Write the records out once more, exactly as they are given.

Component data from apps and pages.
-- -- --

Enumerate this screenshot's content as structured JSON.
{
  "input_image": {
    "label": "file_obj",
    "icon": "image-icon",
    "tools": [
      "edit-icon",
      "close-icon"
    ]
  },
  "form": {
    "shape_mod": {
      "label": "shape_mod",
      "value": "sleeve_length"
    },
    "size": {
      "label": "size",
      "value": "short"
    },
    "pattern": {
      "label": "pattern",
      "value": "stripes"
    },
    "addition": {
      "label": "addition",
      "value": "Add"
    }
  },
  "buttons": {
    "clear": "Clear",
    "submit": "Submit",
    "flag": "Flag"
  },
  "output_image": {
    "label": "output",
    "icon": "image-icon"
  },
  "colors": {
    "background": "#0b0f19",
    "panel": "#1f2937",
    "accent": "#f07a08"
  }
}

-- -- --

Exercise result.
Enumerate this screenshot's content as structured JSON.
{
  "input_image": {
    "label": "file_obj",
    "icon": "image-icon",
    "tools": [
      "edit-icon",
      "close-icon"
    ]
  },
  "form": {
    "shape_mod": {
      "label": "shape_mod",
      "value": "sleeve_length"
    },
    "size": {
      "label": "size",
      "value": "short"
    },
    "pattern": {
      "label": "pattern",
      "value": "stripes"
    },
    "addition": {
      "label": "addition",
      "value": "Add"
    }
  },
  "buttons": {
    "clear": "Clear",
    "submit": "Submit",
    "flag": "Flag"
  },
  "output_image": {
    "label": "output",
    "icon": "image-icon"
  },
  "colors": {
    "background": "#0b0f19",
    "panel": "#1f2937",
    "accent": "#f07a08"
  }
}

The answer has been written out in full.